(BPT) – Liver cancer is one of the deadliest cancers in the world, causing more than 600,000 deaths each year. The number of Americans with liver cancer has been slowly but steadily rising for several decades with over 33,000 people expected to be diagnosed in 2014. The incidence is increasing due to the silent epidemic of hepatitis B and C, the rise in the number of people with morbid obesity and diabetes, and the persistence of alcoholic cirrhosis – all of which are risk factors for the disease.
Although the U.S. blood supply is screened for hepatitis B and C viruses, and an effective vaccine against hepatitis B is available along with new treatment options for hepatitis C, liver cancer rates continue to rise. One reason is that, although the number of new hepatitis C infections has dropped over the last two decades, approximately 3.2 million Americans are currently infected with chronic hepatitis C, with most unaware of their infection. About 5 percent of those patients will develop liver cancer over a 10- to 30-year period. Because of that delay, many of the liver cancer cases being diagnosed today are in individuals infected with chronic hepatitis C as early as the 1970s.
Symptoms of liver cancer include loss of appetite, weight loss, feeling of fullness, nausea or vomiting, pain in the abdomen or near the right shoulder blade, and yellowing of the skin. Unfortunately, symptoms often do not appear until the disease is an advanced stage, which is why regular screening and surveillance are critically important for patients living with liver disease. Regular checkups in those without risk factors are also important as anyone can develop liver cancer.
“Patients often do not experience symptoms of liver cancer until it’s already progressed to an advanced stage so it’s important for those at risk to be screened,” says Dr. Ghassan Abou-Alfa, medical oncologist at Memorial Sloan Kettering Cancer Center, chair of the Hepatobiliary Task Force of the National Cancer Institute, and a member of the American Liver Foundation’s National Medical Advisory Committee.
Diagnosing liver cancer early is still key as a patient’s chance of survival nearly doubles if the disease is caught early. Speak with your doctor if you have any risk factors for liver cancer and visit www.liverfoundation.org for more information.

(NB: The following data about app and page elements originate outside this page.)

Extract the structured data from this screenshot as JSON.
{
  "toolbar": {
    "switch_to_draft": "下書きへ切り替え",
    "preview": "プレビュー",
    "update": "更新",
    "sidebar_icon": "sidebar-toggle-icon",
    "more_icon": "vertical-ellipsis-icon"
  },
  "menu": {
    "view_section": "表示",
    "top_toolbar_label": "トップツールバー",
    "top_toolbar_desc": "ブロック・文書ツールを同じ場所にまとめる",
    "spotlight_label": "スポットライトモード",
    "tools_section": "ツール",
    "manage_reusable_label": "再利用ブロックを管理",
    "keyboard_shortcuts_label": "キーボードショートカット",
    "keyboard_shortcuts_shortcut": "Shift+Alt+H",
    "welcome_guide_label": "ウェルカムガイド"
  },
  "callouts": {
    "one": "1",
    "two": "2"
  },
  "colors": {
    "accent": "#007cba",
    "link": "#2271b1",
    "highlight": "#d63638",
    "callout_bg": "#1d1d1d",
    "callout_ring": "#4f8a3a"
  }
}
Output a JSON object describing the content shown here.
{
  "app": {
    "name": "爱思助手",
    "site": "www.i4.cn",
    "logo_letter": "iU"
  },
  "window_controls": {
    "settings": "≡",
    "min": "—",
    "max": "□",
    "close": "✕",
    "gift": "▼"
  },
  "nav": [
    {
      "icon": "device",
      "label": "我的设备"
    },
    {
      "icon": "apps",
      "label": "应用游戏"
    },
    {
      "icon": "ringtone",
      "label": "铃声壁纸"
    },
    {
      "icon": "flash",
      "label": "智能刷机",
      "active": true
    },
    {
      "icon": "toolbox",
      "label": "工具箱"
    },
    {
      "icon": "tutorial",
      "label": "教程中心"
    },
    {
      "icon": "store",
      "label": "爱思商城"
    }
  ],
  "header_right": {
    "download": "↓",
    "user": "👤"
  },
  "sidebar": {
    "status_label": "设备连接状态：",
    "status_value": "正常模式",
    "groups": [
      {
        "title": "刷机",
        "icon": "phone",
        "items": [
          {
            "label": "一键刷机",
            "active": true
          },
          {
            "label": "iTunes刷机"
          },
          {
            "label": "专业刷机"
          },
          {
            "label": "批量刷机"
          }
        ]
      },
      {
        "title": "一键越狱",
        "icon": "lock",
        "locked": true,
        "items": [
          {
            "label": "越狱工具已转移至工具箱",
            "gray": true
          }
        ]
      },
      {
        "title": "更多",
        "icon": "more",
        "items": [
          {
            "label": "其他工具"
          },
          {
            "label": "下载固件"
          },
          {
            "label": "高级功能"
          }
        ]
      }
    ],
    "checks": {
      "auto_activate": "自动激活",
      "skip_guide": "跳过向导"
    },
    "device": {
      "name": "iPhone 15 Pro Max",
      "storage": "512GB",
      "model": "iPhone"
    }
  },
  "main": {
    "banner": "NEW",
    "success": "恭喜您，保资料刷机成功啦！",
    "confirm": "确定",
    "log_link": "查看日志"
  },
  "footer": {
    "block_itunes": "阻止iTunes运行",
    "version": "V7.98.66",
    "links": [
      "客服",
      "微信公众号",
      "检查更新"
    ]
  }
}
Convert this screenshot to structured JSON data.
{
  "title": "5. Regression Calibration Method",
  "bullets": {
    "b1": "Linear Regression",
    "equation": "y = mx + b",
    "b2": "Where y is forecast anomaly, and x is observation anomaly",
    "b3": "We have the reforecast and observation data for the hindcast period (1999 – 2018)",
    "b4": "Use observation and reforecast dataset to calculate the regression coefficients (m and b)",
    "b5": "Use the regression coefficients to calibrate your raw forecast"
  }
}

This article is brought to you by the American Liver Foundation, Bayer Healthcare and Onyx Pharmaceuticals, an Amgen subsidiary.